WHAT YOU ARE ASKED TO DO
Search the records for the string "label", and show each line where it appears.

*****

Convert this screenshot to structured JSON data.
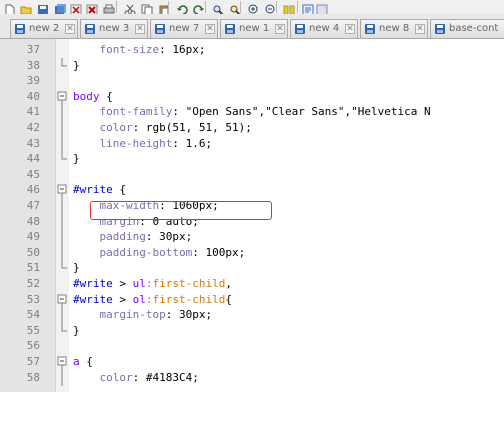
{
  "toolbar": {
    "icons": [
      "new-file-icon",
      "open-folder-icon",
      "save-icon",
      "save-all-icon",
      "close-icon",
      "close-all-icon",
      "print-icon",
      "cut-icon",
      "copy-icon",
      "paste-icon",
      "undo-icon",
      "redo-icon",
      "find-icon",
      "replace-icon",
      "zoom-in-icon",
      "zoom-out-icon",
      "sync-icon",
      "wrap-icon",
      "show-all-icon"
    ]
  },
  "tabs": [
    {
      "label": "new 2"
    },
    {
      "label": "new 3"
    },
    {
      "label": "new 7"
    },
    {
      "label": "new 1"
    },
    {
      "label": "new 4"
    },
    {
      "label": "new 8"
    },
    {
      "label": "base-cont"
    }
  ],
  "tab_close_glyph": "✕",
  "editor": {
    "lines": [
      {
        "n": "37",
        "fold": "",
        "tokens": [
          {
            "t": "    ",
            "c": ""
          },
          {
            "t": "font-size",
            "c": "prop"
          },
          {
            "t": ": 16px;",
            "c": "val"
          }
        ]
      },
      {
        "n": "38",
        "fold": "end",
        "tokens": [
          {
            "t": "}",
            "c": "brace"
          }
        ]
      },
      {
        "n": "39",
        "fold": "",
        "tokens": []
      },
      {
        "n": "40",
        "fold": "start",
        "tokens": [
          {
            "t": "body",
            "c": "sel"
          },
          {
            "t": " {",
            "c": "brace"
          }
        ]
      },
      {
        "n": "41",
        "fold": "",
        "tokens": [
          {
            "t": "    ",
            "c": ""
          },
          {
            "t": "font-family",
            "c": "prop"
          },
          {
            "t": ": \"Open Sans\",\"Clear Sans\",\"Helvetica N",
            "c": "val"
          }
        ]
      },
      {
        "n": "42",
        "fold": "",
        "tokens": [
          {
            "t": "    ",
            "c": ""
          },
          {
            "t": "color",
            "c": "prop"
          },
          {
            "t": ": rgb(51, 51, 51);",
            "c": "val"
          }
        ]
      },
      {
        "n": "43",
        "fold": "",
        "tokens": [
          {
            "t": "    ",
            "c": ""
          },
          {
            "t": "line-height",
            "c": "prop"
          },
          {
            "t": ": 1.6;",
            "c": "val"
          }
        ]
      },
      {
        "n": "44",
        "fold": "end",
        "tokens": [
          {
            "t": "}",
            "c": "brace"
          }
        ]
      },
      {
        "n": "45",
        "fold": "",
        "tokens": []
      },
      {
        "n": "46",
        "fold": "start",
        "tokens": [
          {
            "t": "#write",
            "c": "id"
          },
          {
            "t": " {",
            "c": "brace"
          }
        ]
      },
      {
        "n": "47",
        "fold": "",
        "tokens": [
          {
            "t": "    ",
            "c": ""
          },
          {
            "t": "max-width",
            "c": "prop"
          },
          {
            "t": ": 1060px;",
            "c": "val"
          }
        ]
      },
      {
        "n": "48",
        "fold": "",
        "tokens": [
          {
            "t": "    ",
            "c": ""
          },
          {
            "t": "margin",
            "c": "prop"
          },
          {
            "t": ": 0 auto;",
            "c": "val"
          }
        ]
      },
      {
        "n": "49",
        "fold": "",
        "tokens": [
          {
            "t": "    ",
            "c": ""
          },
          {
            "t": "padding",
            "c": "prop"
          },
          {
            "t": ": 30px;",
            "c": "val"
          }
        ]
      },
      {
        "n": "50",
        "fold": "",
        "tokens": [
          {
            "t": "    ",
            "c": ""
          },
          {
            "t": "padding-bottom",
            "c": "prop"
          },
          {
            "t": ": 100px;",
            "c": "val"
          }
        ]
      },
      {
        "n": "51",
        "fold": "end",
        "tokens": [
          {
            "t": "}",
            "c": "brace"
          }
        ]
      },
      {
        "n": "52",
        "fold": "",
        "tokens": [
          {
            "t": "#write",
            "c": "id"
          },
          {
            "t": " > ",
            "c": "val"
          },
          {
            "t": "ul",
            "c": "sel"
          },
          {
            "t": ":first-child",
            "c": "pseudo"
          },
          {
            "t": ",",
            "c": "val"
          }
        ]
      },
      {
        "n": "53",
        "fold": "start",
        "tokens": [
          {
            "t": "#write",
            "c": "id"
          },
          {
            "t": " > ",
            "c": "val"
          },
          {
            "t": "ol",
            "c": "sel"
          },
          {
            "t": ":first-child",
            "c": "pseudo"
          },
          {
            "t": "{",
            "c": "brace"
          }
        ]
      },
      {
        "n": "54",
        "fold": "",
        "tokens": [
          {
            "t": "    ",
            "c": ""
          },
          {
            "t": "margin-top",
            "c": "prop"
          },
          {
            "t": ": 30px;",
            "c": "val"
          }
        ]
      },
      {
        "n": "55",
        "fold": "end",
        "tokens": [
          {
            "t": "}",
            "c": "brace"
          }
        ]
      },
      {
        "n": "56",
        "fold": "",
        "tokens": []
      },
      {
        "n": "57",
        "fold": "start",
        "tokens": [
          {
            "t": "a",
            "c": "sel"
          },
          {
            "t": " {",
            "c": "brace"
          }
        ]
      },
      {
        "n": "58",
        "fold": "",
        "tokens": [
          {
            "t": "    ",
            "c": ""
          },
          {
            "t": "color",
            "c": "prop"
          },
          {
            "t": ": #4183C4;",
            "c": "val"
          }
        ]
      }
    ]
  },
  "highlighted_line": "47",
  "colors": {
    "selector": "#8000ff",
    "id_selector": "#0000cc",
    "property": "#7f6aad",
    "pseudo": "#d87900",
    "highlight_box": "#e0332f",
    "gutter": "#e4e4e4"
  }
}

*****

RESPONSE BELOW
      "label": "new 2"
      "label": "new 3"
      "label": "new 7"
      "label": "new 1"
      "label": "new 4"
      "label": "new 8"
      "label": "base-cont"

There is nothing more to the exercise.